If you desire to exhibit paper-based items, it is recommended that you have a copy or scanned facsimile made of the original since the original can be damaged by light. If you must display the original, use UV filtering glass in the frame and acid-free mats and backer boards. Limit the amount of exposure time (no more than three months) and keep away from direct and intense sources of light, both sunlight and artificial light (especially fluorescent). Also avoid sources of heat, moisture, and direct air flow. Do not mount materials using adhesives. While non adhesive (not adhered to the item itself) archival corners might be used, relying on the pressure on the item inside a mat and frame to hold it in place is preferable.
Conn, D., & Walus, D. (2014). Paper objects and books. In Harvey, R., & Mahard, M.R. (Eds.), The preservation management handbook : A 21st century guide for libraries, archives, and museums (pp. 147-181). Lanham, MD : Rowman and Littlefield.
Harvey, R., & Mahard, M.R. (2014). The preservation management handbook : A 21st century guide for libraries, archives, and museums. Lanham, MD : Rowman and Littlefield.
Northeast Document Conservation Center (2015). Preservation 101 Session 4 : Caring for paper collections. Retrieved from https://www.nedcc.org/preservation101/session-4
Northeast Document Conservation Center (2012). NEDCC Preservation Leaflet 4.1 : Storage and handling for books and artifacts on paper. Retrieved from https://www.nedcc.org/free-resources/preservation-leaflets/overview
Northeast Document Conservation Center (2012). NEDCC Preservation Leaflet 4.4 : Storage enclosures books and artifacts on paper. Retrieved from https://www.nedcc.org/free-resources/preservation-leaflets/overview
Northeast Document Conservation Center (2012). NEDCC Preservation Leaflet 4.5 : Protecting books with custom-fitted boxes. Retrieved from https://www.nedcc.org/free-resources/preservation-leaflets/overview
Northeast Document Conservation Center (2012). NEDCC Preservation Leaflet 4.8 : Polyester film book jacket. Retrieved from https://www.nedcc.org/free-resources/preservation- leaflets/overview
Northeast Document Conservation Center (2012). NEDCC Preservation Leaflet 4.9 : Storage solutions for oversized paper artifacts.

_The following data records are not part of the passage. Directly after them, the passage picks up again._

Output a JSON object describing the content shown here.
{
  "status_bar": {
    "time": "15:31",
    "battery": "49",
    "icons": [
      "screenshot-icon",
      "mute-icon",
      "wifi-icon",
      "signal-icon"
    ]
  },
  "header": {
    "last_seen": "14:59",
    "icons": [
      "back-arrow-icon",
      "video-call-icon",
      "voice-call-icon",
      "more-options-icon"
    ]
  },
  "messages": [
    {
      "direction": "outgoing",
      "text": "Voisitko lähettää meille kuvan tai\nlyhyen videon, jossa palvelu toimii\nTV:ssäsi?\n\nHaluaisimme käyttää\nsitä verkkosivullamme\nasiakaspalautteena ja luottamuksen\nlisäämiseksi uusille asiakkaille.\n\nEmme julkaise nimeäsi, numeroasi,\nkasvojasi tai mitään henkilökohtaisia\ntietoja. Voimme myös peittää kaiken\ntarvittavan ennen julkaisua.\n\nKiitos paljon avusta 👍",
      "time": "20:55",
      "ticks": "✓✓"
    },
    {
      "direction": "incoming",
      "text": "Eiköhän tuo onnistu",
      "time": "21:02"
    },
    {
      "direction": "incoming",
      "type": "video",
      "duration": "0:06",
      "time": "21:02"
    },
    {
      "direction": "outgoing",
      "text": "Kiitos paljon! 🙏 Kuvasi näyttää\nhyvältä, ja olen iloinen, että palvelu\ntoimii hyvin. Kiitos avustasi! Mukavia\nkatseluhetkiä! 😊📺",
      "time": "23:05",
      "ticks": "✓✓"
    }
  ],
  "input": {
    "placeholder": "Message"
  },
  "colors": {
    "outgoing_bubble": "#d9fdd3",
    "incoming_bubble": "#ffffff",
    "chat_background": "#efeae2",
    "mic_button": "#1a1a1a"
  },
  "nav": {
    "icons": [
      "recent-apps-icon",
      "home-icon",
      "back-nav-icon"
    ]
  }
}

Retrieved from https://www.nedcc.org/free-resources/preservation-leaflets/overview
Ritzenthaler, M.L. (1993). Preserving archives and manuscripts. (2nd ed.). Chicago: Society of American Archivists.